John F. Kennedy was so inspired by Agar’s telling of the story of Adams that he wrote an essay on Adams. He then asked Ted Sorensen to help him find other stories of US senators who had displayed uncommon courage. The result was the eight biographical essays in the book Profiles in Courage.

Profiles in Courage is not a big book. Up to 1956, when Kennedy wrote the book there were only eight instances of US Senators standing up to their party on critical votes enough to be reported as courageous. One of the conclusions one can draw from reading the book today is that we probably shouldn’t be surprised at the intense partisanship that is present in the US Senate today. Senators with the courage to stand up to their party are rare and, it seems particularly rare in our time of history. One wonders if Kennedy were writing today how he might have interpreted Senator Romney’s vote to convict President Trump. Will that story go down in history as another profile in courage.

Courage seems to be a rare commodity in all generations and ours is no exception.

The Australian writer Baz Luhrmann wrote, “A life lived in fear is a life half lived.” While fear isn’t exactly the opposite of courage, the quote seems especially poignant in today’s world. Fear seems to dominate much of US politics. In the United States House of Representatives and the US Senate where elected officials spend as much time raising funds as they do engaging in the business of legislation, fear of not being reelected seems to color every activity. Multi-million war chests are deemed necessary for all members of both houses, even in cases where reelection is assured. Not long ago here in South Dakota, an incumbent US Senator flooded the television stations with election ads when he was unopposed in the general election. The addiction to money and the fear of not having enough drives many decisions made by US Senators and members of the House of Representatives. It is so intense that many elected officials forget who they represent and have become so beholden to large donors that they act against the best interests of those they were elected to serve.

Political courage is indeed a rare commodity.

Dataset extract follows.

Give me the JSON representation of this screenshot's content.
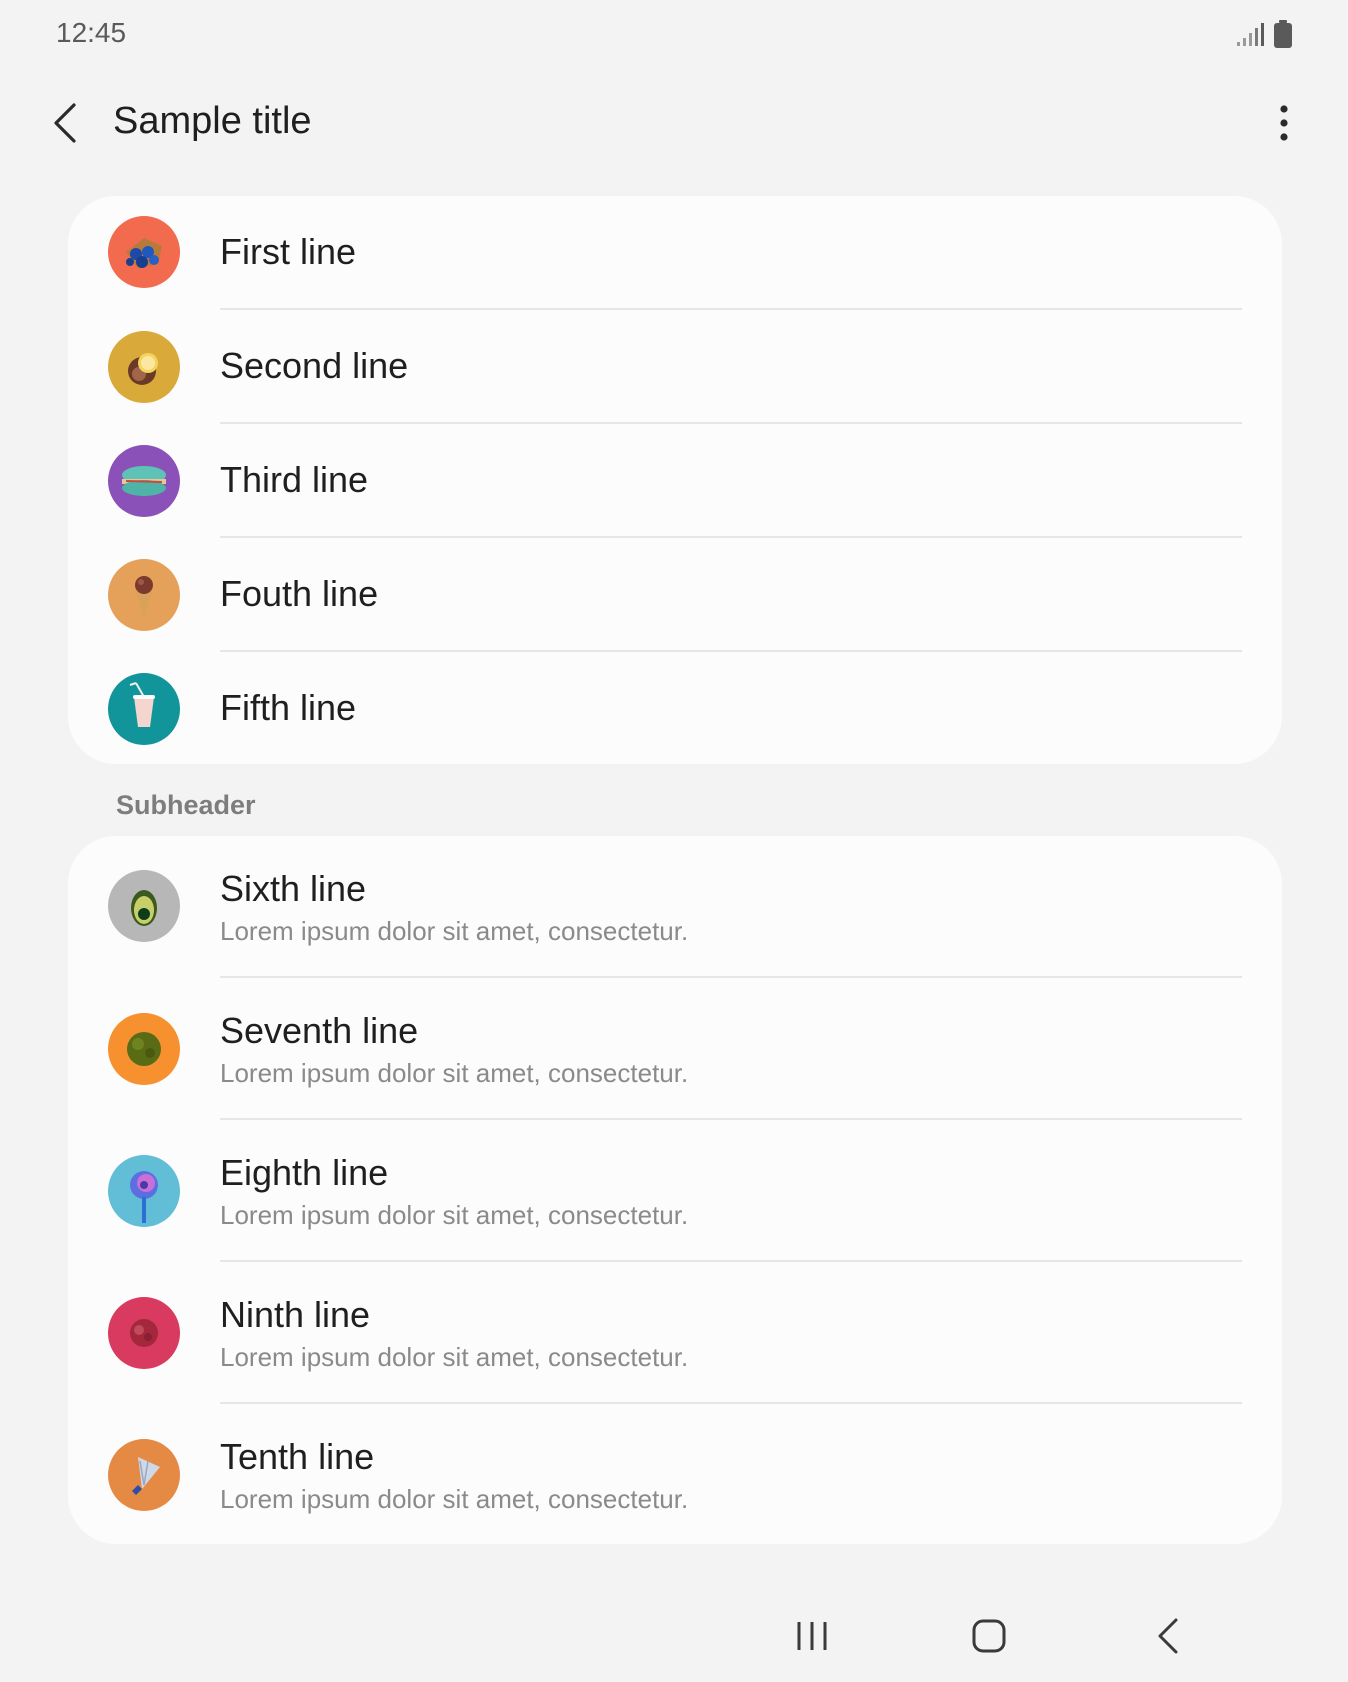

Not only do our elected officials live in fear and pursue half lived lives, they seem to only be capable of doing half of the job to which they were elected. It is not at all uncommon for legislators to average more than four hours each day in modern call center rooms raising funds. There are official scripts to follow and leader board posted with the same kinds of technology and approaches of major fund-raising organizations. With the average legislator spending 2 hours or less per day in actual committee meetings and on the floor of congress, you can easily see where their priorities lie. It is no wonder the average approval rating for a member of congress is 14% while 90% are reelected. They conform and they act out of fear, but they lack the courage we expect of them.

An institution of those who act in fear based on a distinct lack of political courage is unlikely to provide leadership in a national crisis that demands clear thinking and courageous action. Don’t look to the federal legislature for solutions to the corona virus epidemic. Real courage is being displayed on the county level where public health officials are making difficult decisions. Real courage is being displayed in hospitals and care centers where nurses and doctors are using the best science to treat those who are ill.

A life lived by Washington DC standards is a life half lived. The reality of today’s world demands courage, but don’t look to our senators or representative for that courage.

Copyright (c) 2020 by Ted E. Huffman. I wrote this. If you would like to share it, please direct your friends to my web site. If you'd like permission to copy, please send me an email. Thanks!